Create a Project Management Office (PMO)
Decide which project managers will be the overall leads of the project. If you are missing resources that are capable of project managing, Red Hat Consulting can help augment your PMO and train your project managers for migrations.
The PMO will handle scheduling by creating a project plan. The project plan should originally be a high level document specifying the list of applications and the project start and end date. Managing and mitigating risks is the number one goal of the project manager. The PMO will also be in charge of holding individuals accountable for sticking to the project plan after achieving buy-in as well as coordinating communication throughout all of the necessary parties including infrastructure, database, and application teams.
Continue reading “Migration planning using JBoss Cake”
by Malcolm Herbert (Red Hat)
The post below originally appeared here on November 22, 2012.
A comparison between enterprise IT and public cloud computing dramatically highlights the benefits of moving to cloud.
Application deployment times can shrink from weeks in the traditional data centre to minutes in a cloud data centre; new application development time accelerates from years to weeks (or months at most); cost per virtual machine plummets from dollars to cents; server administrator ratios can explode from 20:1 to 300:1; while efficiency increases, with resource utilisation soaring from 20% to 75%.
With measurable benefits like these, it’s no wonder that IDC expects that by 2015 the majority of the enterprise market will require integrated hybrid cloud management capabilities (Source: IDC Cloud Management Study, 2011 Survey).
Continue reading “Five top tips for the journey to cloud”
by Thomas Crowe (Red Hat)

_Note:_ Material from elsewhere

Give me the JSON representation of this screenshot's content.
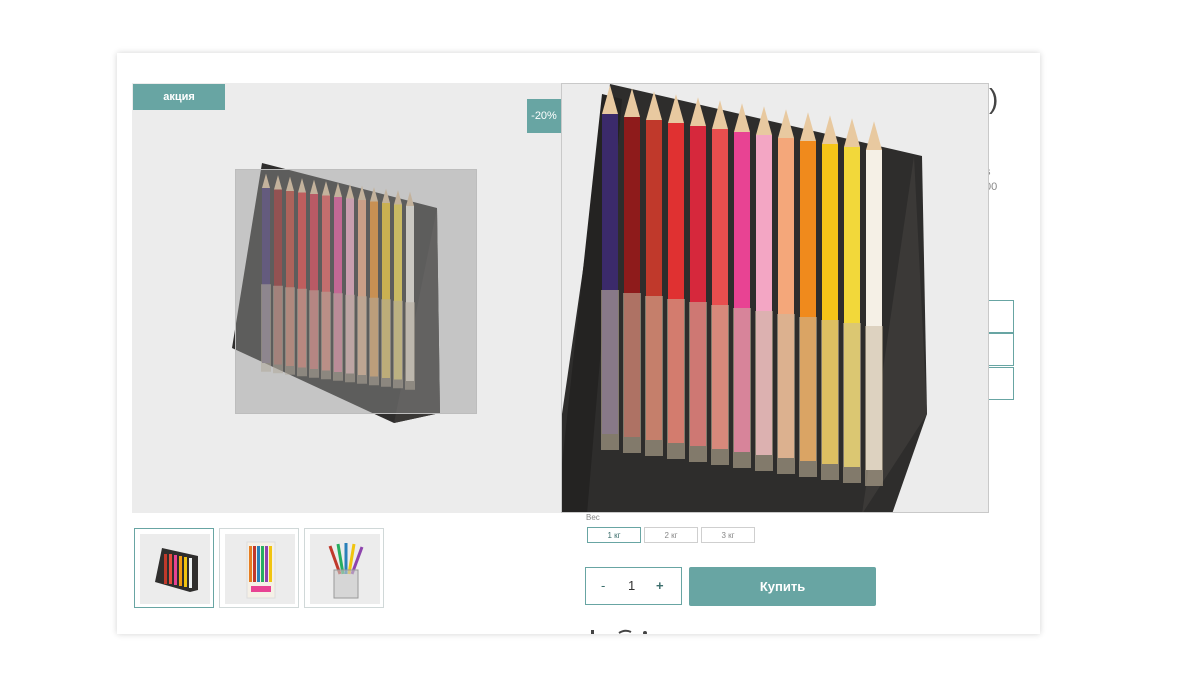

As an experienced IT professional, chances are you’ve been involved with a migration of some sort. Whether it’s a simple migration, such as moving static data to another node or a highly complex migration across datacenters, all successful migrations have one thing in common – rock solid planning. Migrations that are attempted without the requisite planning can be fraught with peril, and end up with disastrous consequences
Ultimately, users, our customers, do not really care if a given server is up or down. They care whether they can access a specific application, such as email, a web site, or data. It is the service that users care about, and it is the service in which migration planning needs to be focused.
Continue reading “Migration strategy 2.0: Plan a services-focused approach for greatest success”